Before rational people can formulate a solution to a problem, it might be a good idea to correctly assess what caused said problem and to do so in a manner which—to the extent possible—removes political viewpoints from the analytical process. Failure to do so will only ensure that a correct diagnosis will not be obtained and therefore the treatment intended to tackle the problem will more than likely fail or—perhaps—make the problem worse.
As the Obama administration—with buttressed margins in both houses of Congress—moves to address the problems which confront us, there will be great temptation to foist the blame for this mess on George W. Bush and the Republicans. This was certainly the standard Democrat party line in the election. In pursuing this argument, the standard criticism is that Republican infatuation with laissez-faire capitalism enabled an under-regulated and greed besotted finance sector to inflate a monstrous credit bubble which has now burst with calamitous consequences.
Were it only that simple. It is quite unfair to blame laissez-faire capitalism for this mess. Truthfully, such an economic system, if it ever existed in America, has long been a thing of the past. While government regulation in this country may pale in comparison to Europe, it is certainly there and ponderous. Whether we are talking minimum wage laws, the Community Reinvestment Act, Sarbanes-Oxley (which was enacted during Bush’s first term in office), fair lending laws, etc., there are federal, state and local laws and regulations effecting every business that are hardly inconsequential.
Fannie Mae (FNM) and Freddie Mac (FRE), so much at the heart of the housing disaster, were “government sponsored enterprises” with an almost unprecedented ability to impact the secondary mortgage market in a way that would horrify a true capitalist. Of course you cannot call either Fannie or Freddie “government sponsored” now as the government essentially owns them, lock, stock and barrel.
Our whole legislative system of government and the lobbyists that flood it with campaign donations, meals, entertainment, etc. begets a government that cannot—even if it wanted to—keep its nose out of economic affairs. We live in a quasi-capitalistic society, with the degree of socialistic intervention extent in the system on a sliding scale that moves left and right depending on the shifting whims of the electorate. (That the vast majority of the electorate do not understand this reality is certainly worrisome in its own right, but I digress.)

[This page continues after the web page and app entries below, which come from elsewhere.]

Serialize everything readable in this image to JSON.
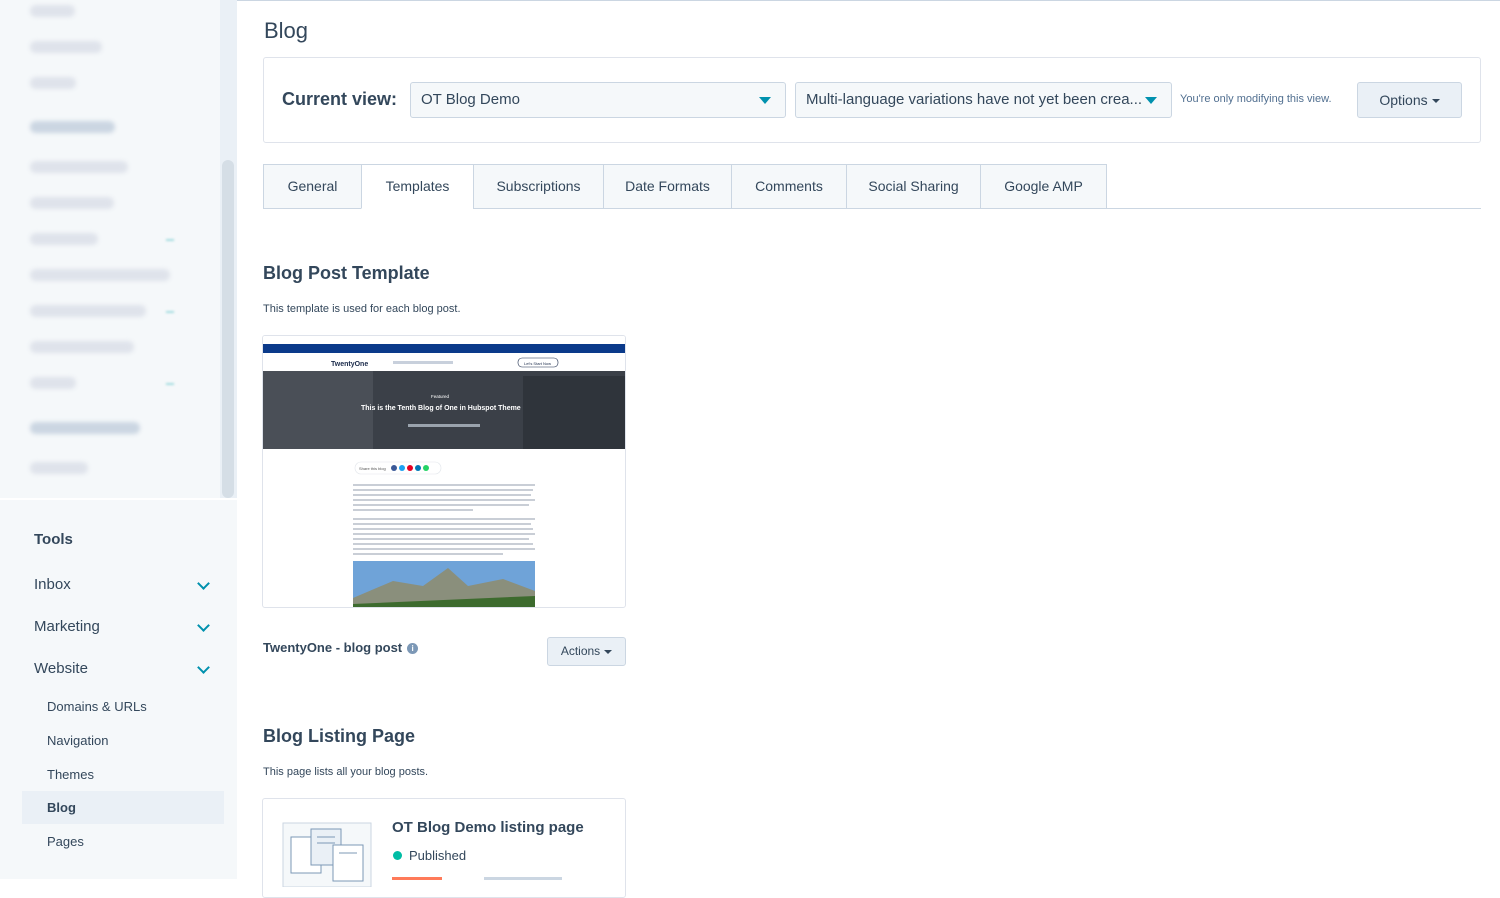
{
  "sidebar": {
    "tools_title": "Tools",
    "groups": [
      {
        "label": "Inbox"
      },
      {
        "label": "Marketing"
      },
      {
        "label": "Website"
      }
    ],
    "website_items": [
      {
        "label": "Domains & URLs"
      },
      {
        "label": "Navigation"
      },
      {
        "label": "Themes"
      },
      {
        "label": "Blog",
        "active": true
      },
      {
        "label": "Pages"
      }
    ]
  },
  "page": {
    "title": "Blog"
  },
  "view_bar": {
    "label": "Current view:",
    "blog_select": "OT Blog Demo",
    "language_select": "Multi-language variations have not yet been crea...",
    "hint": "You're only modifying this view.",
    "options_label": "Options"
  },
  "tabs": [
    {
      "label": "General"
    },
    {
      "label": "Templates",
      "active": true
    },
    {
      "label": "Subscriptions"
    },
    {
      "label": "Date Formats"
    },
    {
      "label": "Comments"
    },
    {
      "label": "Social Sharing"
    },
    {
      "label": "Google AMP"
    }
  ],
  "blog_post_template": {
    "title": "Blog Post Template",
    "description": "This template is used for each blog post.",
    "template_name": "TwentyOne - blog post",
    "actions_label": "Actions",
    "preview": {
      "hero_title": "This is the Tenth Blog of One in Hubspot Theme",
      "hero_sub": "Featured",
      "logo_text": "TwentyOne",
      "share_label": "Share this blog",
      "cta": "Let's Start Now"
    }
  },
  "blog_listing": {
    "title": "Blog Listing Page",
    "description": "This page lists all your blog posts.",
    "page_name": "OT Blog Demo listing page",
    "status": "Published"
  },
  "colors": {
    "accent": "#0091ae",
    "text": "#33475b",
    "published": "#00bda5",
    "primary_button": "#ff7a59"
  }
}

By all means, hard times require hard choices. President-Elect Obama, in his eloquent acceptance speech, described a long and steep road ahead. This was not hyperbole. However, it might be a good idea to at least correctly diagnose what has happened before attempting to treat the disease. Unbridled capitalism did not create the problems we now face. I say this because, unbridled capitalism has never been tried—at least not in modern history—in the U.S. And if unbridled American capitalism is the culprit for the world’s problems right now, how would you explain the massive problems roiling Europe? Most reasonable people would agree that the European economic model—particularly excluding Britain—is far more statist, if not socialist, than capitalist. Yet from Germany (often held up as a shining example of an economic model) to Spain, Scandinavia to the Mediterranean, Europe, with its heavy regulation and massively intrusive government bureaucracy (the EU) is currently suffering worse than we are and with fewer prospects for rapid recovery. European banks, we come to find, were much more heavily leveraged than our investment banks. Did hyper-regulation prevent that?

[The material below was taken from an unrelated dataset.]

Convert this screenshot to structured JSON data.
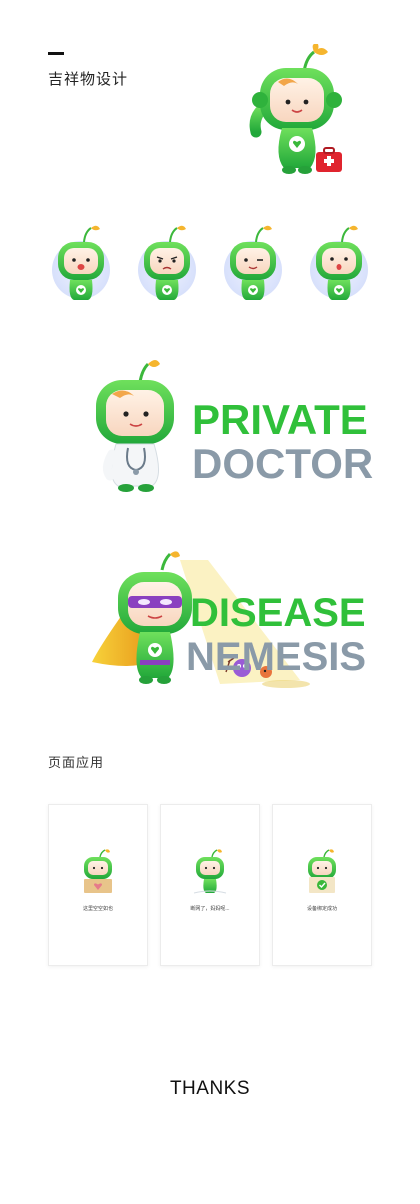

The road ahead is long and steep and our leaders will need to “think outside the box” in order to get things turned around. In such a dire situation, one would hope that unconventional and here-to-fore untried methods might be implemented. I would propose that we consider trying something that we really have not tried before to overcome these hurdles: a little more laissez-faire capitalism.